TASK OBJECTIVE
Return all of the records below verbatim.

---- GIVEN ENTRIES

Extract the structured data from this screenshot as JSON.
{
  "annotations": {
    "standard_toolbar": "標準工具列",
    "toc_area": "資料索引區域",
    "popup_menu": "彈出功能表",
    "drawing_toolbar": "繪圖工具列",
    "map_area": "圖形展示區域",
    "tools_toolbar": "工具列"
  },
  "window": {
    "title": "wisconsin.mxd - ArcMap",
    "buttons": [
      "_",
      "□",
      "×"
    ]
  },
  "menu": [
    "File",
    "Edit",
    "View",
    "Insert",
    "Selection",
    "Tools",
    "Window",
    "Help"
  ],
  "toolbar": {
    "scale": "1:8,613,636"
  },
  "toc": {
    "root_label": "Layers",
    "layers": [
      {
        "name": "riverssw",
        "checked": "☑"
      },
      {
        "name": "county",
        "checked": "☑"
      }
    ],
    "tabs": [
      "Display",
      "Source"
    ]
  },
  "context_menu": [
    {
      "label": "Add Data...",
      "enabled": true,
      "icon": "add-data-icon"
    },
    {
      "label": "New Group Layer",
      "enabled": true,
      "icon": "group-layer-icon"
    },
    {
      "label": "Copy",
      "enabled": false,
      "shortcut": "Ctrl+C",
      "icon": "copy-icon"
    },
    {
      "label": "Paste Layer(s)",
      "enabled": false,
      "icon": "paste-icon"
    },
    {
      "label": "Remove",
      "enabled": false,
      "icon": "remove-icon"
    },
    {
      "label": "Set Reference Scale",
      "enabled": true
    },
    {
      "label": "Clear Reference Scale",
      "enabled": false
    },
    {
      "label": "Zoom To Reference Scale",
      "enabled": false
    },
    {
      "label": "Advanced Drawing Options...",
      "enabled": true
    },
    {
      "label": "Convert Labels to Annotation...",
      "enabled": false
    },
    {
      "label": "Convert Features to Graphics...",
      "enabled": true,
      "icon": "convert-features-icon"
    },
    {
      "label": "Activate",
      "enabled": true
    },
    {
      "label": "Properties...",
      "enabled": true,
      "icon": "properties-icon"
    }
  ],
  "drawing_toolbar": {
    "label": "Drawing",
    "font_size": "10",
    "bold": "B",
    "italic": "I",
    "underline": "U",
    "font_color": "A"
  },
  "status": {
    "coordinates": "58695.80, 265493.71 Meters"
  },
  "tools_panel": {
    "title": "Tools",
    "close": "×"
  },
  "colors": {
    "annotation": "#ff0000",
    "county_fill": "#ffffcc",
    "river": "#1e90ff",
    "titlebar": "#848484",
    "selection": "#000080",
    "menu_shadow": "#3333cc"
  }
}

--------

RESULT
Extract the structured data from this screenshot as JSON.
{
  "annotations": {
    "standard_toolbar": "標準工具列",
    "toc_area": "資料索引區域",
    "popup_menu": "彈出功能表",
    "drawing_toolbar": "繪圖工具列",
    "map_area": "圖形展示區域",
    "tools_toolbar": "工具列"
  },
  "window": {
    "title": "wisconsin.mxd - ArcMap",
    "buttons": [
      "_",
      "□",
      "×"
    ]
  },
  "menu": [
    "File",
    "Edit",
    "View",
    "Insert",
    "Selection",
    "Tools",
    "Window",
    "Help"
  ],
  "toolbar": {
    "scale": "1:8,613,636"
  },
  "toc": {
    "root_label": "Layers",
    "layers": [
      {
        "name": "riverssw",
        "checked": "☑"
      },
      {
        "name": "county",
        "checked": "☑"
      }
    ],
    "tabs": [
      "Display",
      "Source"
    ]
  },
  "context_menu": [
    {
      "label": "Add Data...",
      "enabled": true,
      "icon": "add-data-icon"
    },
    {
      "label": "New Group Layer",
      "enabled": true,
      "icon": "group-layer-icon"
    },
    {
      "label": "Copy",
      "enabled": false,
      "shortcut": "Ctrl+C",
      "icon": "copy-icon"
    },
    {
      "label": "Paste Layer(s)",
      "enabled": false,
      "icon": "paste-icon"
    },
    {
      "label": "Remove",
      "enabled": false,
      "icon": "remove-icon"
    },
    {
      "label": "Set Reference Scale",
      "enabled": true
    },
    {
      "label": "Clear Reference Scale",
      "enabled": false
    },
    {
      "label": "Zoom To Reference Scale",
      "enabled": false
    },
    {
      "label": "Advanced Drawing Options...",
      "enabled": true
    },
    {
      "label": "Convert Labels to Annotation...",
      "enabled": false
    },
    {
      "label": "Convert Features to Graphics...",
      "enabled": true,
      "icon": "convert-features-icon"
    },
    {
      "label": "Activate",
      "enabled": true
    },
    {
      "label": "Properties...",
      "enabled": true,
      "icon": "properties-icon"
    }
  ],
  "drawing_toolbar": {
    "label": "Drawing",
    "font_size": "10",
    "bold": "B",
    "italic": "I",
    "underline": "U",
    "font_color": "A"
  },
  "status": {
    "coordinates": "58695.80, 265493.71 Meters"
  },
  "tools_panel": {
    "title": "Tools",
    "close": "×"
  },
  "colors": {
    "annotation": "#ff0000",
    "county_fill": "#ffffcc",
    "river": "#1e90ff",
    "titlebar": "#848484",
    "selection": "#000080",
    "menu_shadow": "#3333cc"
  }
}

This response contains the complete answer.